Please return all of the data exactly as written.

RECORD EXCERPTS |
■ ■ ■ ■ ■

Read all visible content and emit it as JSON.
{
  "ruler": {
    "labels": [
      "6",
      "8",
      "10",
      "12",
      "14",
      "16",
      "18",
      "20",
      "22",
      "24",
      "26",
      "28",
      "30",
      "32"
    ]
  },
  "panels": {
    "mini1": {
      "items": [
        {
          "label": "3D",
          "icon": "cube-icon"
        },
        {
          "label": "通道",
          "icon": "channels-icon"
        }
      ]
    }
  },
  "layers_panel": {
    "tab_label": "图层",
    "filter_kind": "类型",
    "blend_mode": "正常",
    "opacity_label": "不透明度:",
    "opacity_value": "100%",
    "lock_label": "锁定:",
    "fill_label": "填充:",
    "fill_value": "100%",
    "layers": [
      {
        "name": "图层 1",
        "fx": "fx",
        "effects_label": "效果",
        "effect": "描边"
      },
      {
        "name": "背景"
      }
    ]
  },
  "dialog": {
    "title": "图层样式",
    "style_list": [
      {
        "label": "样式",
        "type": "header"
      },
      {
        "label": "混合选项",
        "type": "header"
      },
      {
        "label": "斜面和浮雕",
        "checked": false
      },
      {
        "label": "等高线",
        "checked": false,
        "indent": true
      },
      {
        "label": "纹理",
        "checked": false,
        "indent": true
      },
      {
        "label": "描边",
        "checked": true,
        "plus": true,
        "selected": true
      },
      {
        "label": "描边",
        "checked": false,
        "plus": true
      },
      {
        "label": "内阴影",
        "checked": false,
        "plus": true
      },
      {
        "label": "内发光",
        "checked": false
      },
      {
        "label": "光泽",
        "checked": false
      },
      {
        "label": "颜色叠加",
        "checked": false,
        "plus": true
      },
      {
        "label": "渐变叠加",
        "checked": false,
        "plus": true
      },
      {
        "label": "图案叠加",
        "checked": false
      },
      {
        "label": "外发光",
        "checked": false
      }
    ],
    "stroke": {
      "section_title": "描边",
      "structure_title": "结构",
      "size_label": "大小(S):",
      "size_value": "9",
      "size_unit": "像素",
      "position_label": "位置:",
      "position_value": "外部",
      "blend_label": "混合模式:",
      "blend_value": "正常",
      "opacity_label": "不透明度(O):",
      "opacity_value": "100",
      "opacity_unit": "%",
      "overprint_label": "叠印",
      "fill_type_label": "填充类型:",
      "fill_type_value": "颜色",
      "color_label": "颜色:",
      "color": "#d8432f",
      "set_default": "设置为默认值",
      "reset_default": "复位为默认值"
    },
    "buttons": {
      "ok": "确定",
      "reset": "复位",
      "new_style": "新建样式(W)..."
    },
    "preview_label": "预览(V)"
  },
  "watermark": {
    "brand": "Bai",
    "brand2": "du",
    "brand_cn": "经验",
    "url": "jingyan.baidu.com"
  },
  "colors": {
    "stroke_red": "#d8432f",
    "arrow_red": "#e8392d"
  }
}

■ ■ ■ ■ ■

ANSWER |
Read all visible content and emit it as JSON.
{
  "ruler": {
    "labels": [
      "6",
      "8",
      "10",
      "12",
      "14",
      "16",
      "18",
      "20",
      "22",
      "24",
      "26",
      "28",
      "30",
      "32"
    ]
  },
  "panels": {
    "mini1": {
      "items": [
        {
          "label": "3D",
          "icon": "cube-icon"
        },
        {
          "label": "通道",
          "icon": "channels-icon"
        }
      ]
    }
  },
  "layers_panel": {
    "tab_label": "图层",
    "filter_kind": "类型",
    "blend_mode": "正常",
    "opacity_label": "不透明度:",
    "opacity_value": "100%",
    "lock_label": "锁定:",
    "fill_label": "填充:",
    "fill_value": "100%",
    "layers": [
      {
        "name": "图层 1",
        "fx": "fx",
        "effects_label": "效果",
        "effect": "描边"
      },
      {
        "name": "背景"
      }
    ]
  },
  "dialog": {
    "title": "图层样式",
    "style_list": [
      {
        "label": "样式",
        "type": "header"
      },
      {
        "label": "混合选项",
        "type": "header"
      },
      {
        "label": "斜面和浮雕",
        "checked": false
      },
      {
        "label": "等高线",
        "checked": false,
        "indent": true
      },
      {
        "label": "纹理",
        "checked": false,
        "indent": true
      },
      {
        "label": "描边",
        "checked": true,
        "plus": true,
        "selected": true
      },
      {
        "label": "描边",
        "checked": false,
        "plus": true
      },
      {
        "label": "内阴影",
        "checked": false,
        "plus": true
      },
      {
        "label": "内发光",
        "checked": false
      },
      {
        "label": "光泽",
        "checked": false
      },
      {
        "label": "颜色叠加",
        "checked": false,
        "plus": true
      },
      {
        "label": "渐变叠加",
        "checked": false,
        "plus": true
      },
      {
        "label": "图案叠加",
        "checked": false
      },
      {
        "label": "外发光",
        "checked": false
      }
    ],
    "stroke": {
      "section_title": "描边",
      "structure_title": "结构",
      "size_label": "大小(S):",
      "size_value": "9",
      "size_unit": "像素",
      "position_label": "位置:",
      "position_value": "外部",
      "blend_label": "混合模式:",
      "blend_value": "正常",
      "opacity_label": "不透明度(O):",
      "opacity_value": "100",
      "opacity_unit": "%",
      "overprint_label": "叠印",
      "fill_type_label": "填充类型:",
      "fill_type_value": "颜色",
      "color_label": "颜色:",
      "color": "#d8432f",
      "set_default": "设置为默认值",
      "reset_default": "复位为默认值"
    },
    "buttons": {
      "ok": "确定",
      "reset": "复位",
      "new_style": "新建样式(W)..."
    },
    "preview_label": "预览(V)"
  },
  "watermark": {
    "brand": "Bai",
    "brand2": "du",
    "brand_cn": "经验",
    "url": "jingyan.baidu.com"
  },
  "colors": {
    "stroke_red": "#d8432f",
    "arrow_red": "#e8392d"
  }
}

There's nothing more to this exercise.